O'Keeffe letter to Stieglitz 11/12/16 from Yale University

O’Keeffe to Stieglitz 11/12/16

Stieglitz wrote to her: “You are a very, very great woman—You have given me—I can’t tell you what it but it is something tremendous—something so overpowering that I feel as if I had shot up suddenly into the skies—I touched the stars—I found them all women—Women like you are a Woman.”

Stieglitz was to photograph O’Keeffe many times throughout her life, admiringly and strikingly. The first of these photos was a famous image of the artist’s hands.

The couple began living together in 1924 when O’Keeffe came to New York. Stieglitz divorced soon after and the two were married. Friends and colleagues said that their passion generated such heat that it literally eclipsed everything but each other in their eyes. But as with many long relationships, the cracks in this one started to show. O’Keeffe was much younger and wanted a baby. Stieglitz did not.

O’Keeffe also felt stifled by Stieglitz’s large family whom they lived with and who took much of her time. She was frustrated by the little attention she was able to devote to painting. To get away from spending summers with the Stieglitz family at their home in Lake George, O’Keeffe and a friend traveled to New Mexico. With the help of art patron Mabel Dodge Luhan, she found a studio in Taos and began to paint. This was a decisive moment.

In New Mexico, she not only found the freedom to paint but also the inspiration to create. Everything about this part of the country made her happy. She wrote Stieglitz that she longed to live in one of the adobe huts. Nature came alive to her in a way it had never done before.

Book Published by the Georgia O'Keeffe Museum Collections, Santa Fe

This book of O’Keeffe’s paintings is available at the Georgia O’Keeffe Museum

While it was one of the happiest moments of her life, it brought about one of the saddest in Stieglitz’s. He fell apart and felt lost without her. She wrote to him that she hoped her new plan “carries no hurt to you.” But she was sure that “much life in me would die” without the chance to paint in New Mexico. O’Keeffe stayed in New Mexico. Stieglitz eventually took a mistress. In this YouTube video you’ll see O’Keeffe at 90 talk about her love of the Southwest and painting.



But the two stay married, kept writing, and O’Keeffe was at his beside when he died. In many ways, this part of O’Keeffe’s marriage to Stieglitz embodied the conflict in the heart of many modern women artists. On one side there is love and marriage and on the other there is ambition and work. It is a journey of hard choices, hard-won freedom, and sacrifices on both sides.

My Faraway One is a tribute to O’Keeffe and the man who helped her become a great artist.

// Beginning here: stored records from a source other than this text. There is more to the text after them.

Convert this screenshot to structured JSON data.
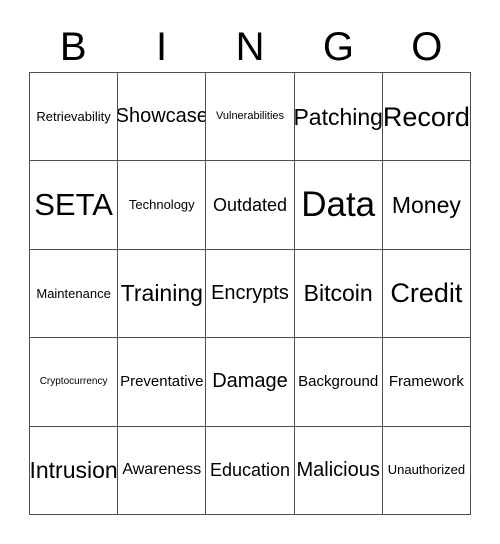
{
  "card": {
    "header_letters": [
      "B",
      "I",
      "N",
      "G",
      "O"
    ],
    "rows": [
      [
        {
          "label": "Retrievability",
          "size": "fs-s"
        },
        {
          "label": "Showcase",
          "size": "fs-l"
        },
        {
          "label": "Vulnerabilities",
          "size": "fs-xs"
        },
        {
          "label": "Patching",
          "size": "fs-xl"
        },
        {
          "label": "Record",
          "size": "fs-xxl"
        }
      ],
      [
        {
          "label": "SETA",
          "size": "fs-3xl"
        },
        {
          "label": "Technology",
          "size": "fs-s"
        },
        {
          "label": "Outdated",
          "size": "fs-ml"
        },
        {
          "label": "Data",
          "size": "fs-4xl"
        },
        {
          "label": "Money",
          "size": "fs-xl"
        }
      ],
      [
        {
          "label": "Maintenance",
          "size": "fs-s"
        },
        {
          "label": "Training",
          "size": "fs-xl"
        },
        {
          "label": "Encrypts",
          "size": "fs-l"
        },
        {
          "label": "Bitcoin",
          "size": "fs-xl"
        },
        {
          "label": "Credit",
          "size": "fs-xxl"
        }
      ],
      [
        {
          "label": "Cryptocurrency",
          "size": "fs-xxs"
        },
        {
          "label": "Preventative",
          "size": "fs-ms"
        },
        {
          "label": "Damage",
          "size": "fs-l"
        },
        {
          "label": "Background",
          "size": "fs-ms"
        },
        {
          "label": "Framework",
          "size": "fs-ms"
        }
      ],
      [
        {
          "label": "Intrusion",
          "size": "fs-xl"
        },
        {
          "label": "Awareness",
          "size": "fs-m"
        },
        {
          "label": "Education",
          "size": "fs-ml"
        },
        {
          "label": "Malicious",
          "size": "fs-l"
        },
        {
          "label": "Unauthorized",
          "size": "fs-s"
        }
      ]
    ]
  },
  "colors": {
    "background": "#ffffff",
    "text": "#000000",
    "grid_line": "#4d4d4d"
  }
}
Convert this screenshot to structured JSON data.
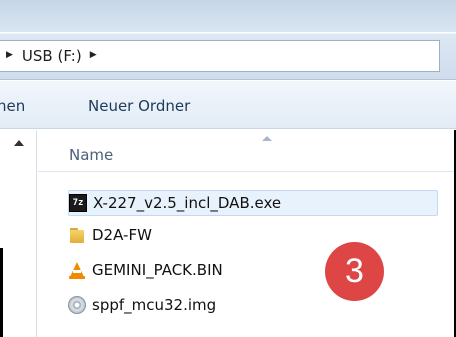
{
  "address": {
    "path": "USB (F:)"
  },
  "toolbar": {
    "partial_left_label": "nen",
    "new_folder_label": "Neuer Ordner"
  },
  "columns": {
    "name": "Name"
  },
  "files": [
    {
      "name": "X-227_v2.5_incl_DAB.exe",
      "icon": "7zip-icon",
      "selected": true
    },
    {
      "name": "D2A-FW",
      "icon": "folder-icon"
    },
    {
      "name": "GEMINI_PACK.BIN",
      "icon": "vlc-icon"
    },
    {
      "name": "sppf_mcu32.img",
      "icon": "disc-image-icon"
    }
  ],
  "badge": {
    "number": "3",
    "color": "#de4545"
  }
}
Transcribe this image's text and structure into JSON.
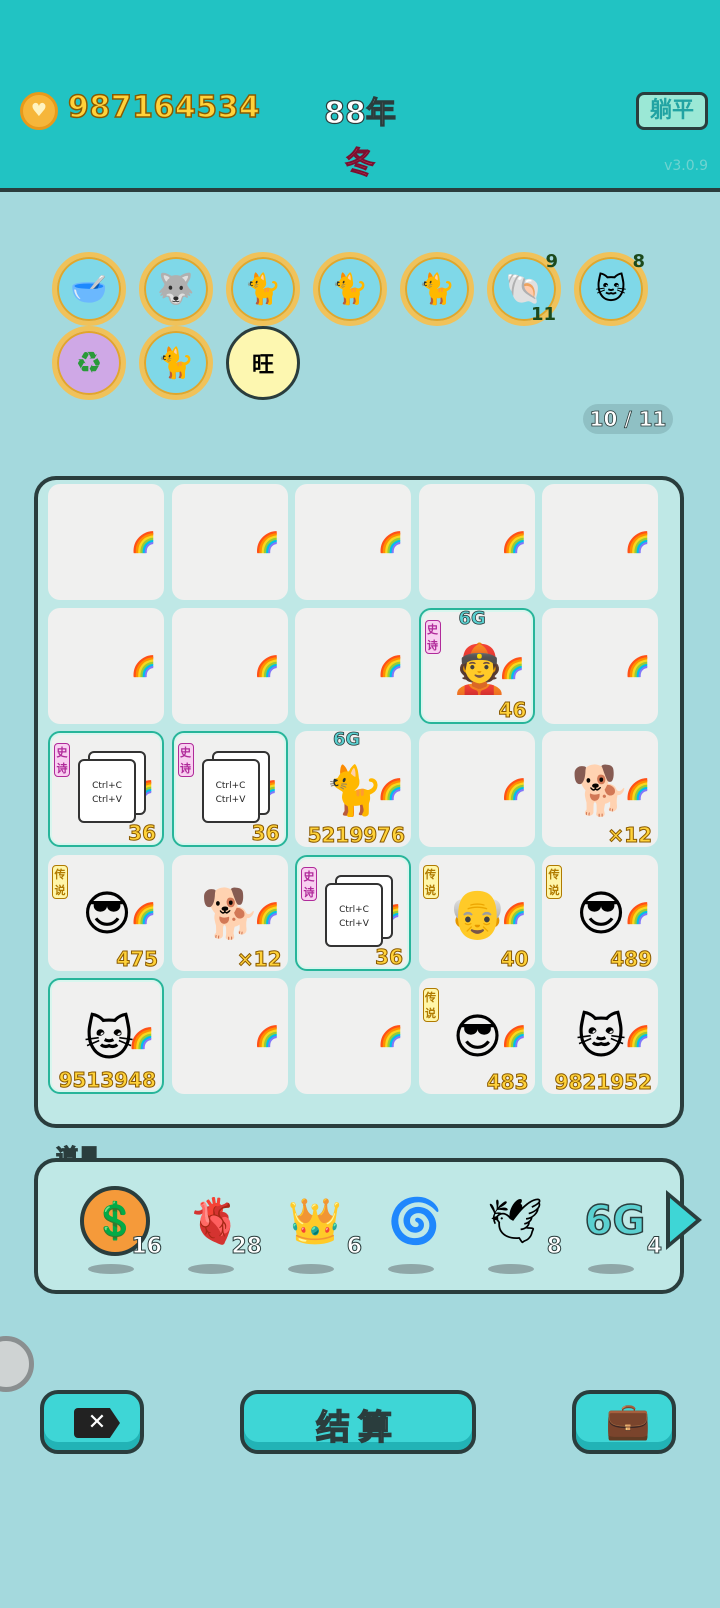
{
  "header": {
    "money": "987164534",
    "year": "88年",
    "season": "冬",
    "flat_button": "躺平",
    "version": "v3.0.9"
  },
  "badges": [
    {
      "name": "food-bowl-icon",
      "glyph": "🥣"
    },
    {
      "name": "husky-sunglasses-icon",
      "glyph": "🐺"
    },
    {
      "name": "cat-pair-coin-icon",
      "glyph": "🐈"
    },
    {
      "name": "cat-pair-coin-icon",
      "glyph": "🐈"
    },
    {
      "name": "cat-pair-coin-icon",
      "glyph": "🐈"
    },
    {
      "name": "shell-icon",
      "glyph": "🐚",
      "top": "9",
      "bottom": "11"
    },
    {
      "name": "cat-coin-icon",
      "glyph": "🐱",
      "top": "8"
    },
    {
      "name": "recycle-icon",
      "glyph": "♻"
    },
    {
      "name": "cat-pair-coin-icon",
      "glyph": "🐈"
    },
    {
      "name": "wang-icon",
      "glyph": "旺"
    }
  ],
  "page_counter": "10 / 11",
  "board": {
    "cells": [
      {},
      {},
      {},
      {},
      {},
      {},
      {},
      {},
      {
        "char": "👲",
        "tag": "史诗",
        "tagtype": "epic",
        "g6": "6G",
        "value": "46",
        "rare": true
      },
      {},
      {
        "copy": [
          "Ctrl+C",
          "Ctrl+V"
        ],
        "tag": "史诗",
        "tagtype": "epic",
        "value": "36",
        "rare": true
      },
      {
        "copy": [
          "Ctrl+C",
          "Ctrl+V"
        ],
        "tag": "史诗",
        "tagtype": "epic",
        "value": "36",
        "rare": true
      },
      {
        "char": "🐈",
        "g6": "6G",
        "value": "5219976"
      },
      {},
      {
        "char": "🐕",
        "value": "×12"
      },
      {
        "char": "😎",
        "tag": "传说",
        "tagtype": "legend",
        "value": "475"
      },
      {
        "char": "🐕",
        "value": "×12"
      },
      {
        "copy": [
          "Ctrl+C",
          "Ctrl+V"
        ],
        "tag": "史诗",
        "tagtype": "epic",
        "value": "36",
        "rare": true
      },
      {
        "char": "👴",
        "tag": "传说",
        "tagtype": "legend",
        "value": "40"
      },
      {
        "char": "😎",
        "tag": "传说",
        "tagtype": "legend",
        "value": "489"
      },
      {
        "char": "🐱",
        "value": "9513948",
        "rare": true
      },
      {},
      {},
      {
        "char": "😎",
        "tag": "传说",
        "tagtype": "legend",
        "value": "483"
      },
      {
        "char": "🐱",
        "value": "9821952"
      }
    ],
    "rainbow_glyph": "🌈"
  },
  "tools": {
    "title": "道具",
    "items": [
      {
        "name": "dollar-coin-icon",
        "glyph": "💲",
        "count": "16"
      },
      {
        "name": "liver-icon",
        "glyph": "🫀",
        "count": "28"
      },
      {
        "name": "crown-icon",
        "glyph": "👑",
        "count": "6"
      },
      {
        "name": "black-hole-icon",
        "glyph": "🌀",
        "count": ""
      },
      {
        "name": "dove-icon",
        "glyph": "🕊",
        "count": "8"
      },
      {
        "name": "6g-icon",
        "glyph": "6G",
        "count": "4"
      }
    ]
  },
  "buttons": {
    "settle": "结算"
  }
}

O’Keeffe never remarried after Stieglitz’s death. She went on to become more acclaimed and more famous than perhaps any other woman painter of her time. She died in New Mexico at the age of 98. Sarah Greenough’s My Faraway One is a tribute to O’Keeffe and the man who helped her become a great artist. It is also a testament to how real love not only endures, but can inspire us to become our best selves.

I think that people today are cynical about enduring romantic love. Who can blame them? Fifty percent of all marriages end in divorce. I’m sure the great romances of today are stories yet to be told. But when a romantic like myself gets hold of a story like Tracy and Hepburn and Stieglitz and O’Keeffe something happens.

I want to believe in love. I also want to believe that the love between two people can give rise to something bigger and better than the sum of the two lovers. That’s what happened to these incomparable artists. If you’ve never experienced that kind of love, a merging of two souls, all I can say is that I wish it for you. Happy Valentine’s Day!


Sue Podbielski is a writer, producer, and community activist.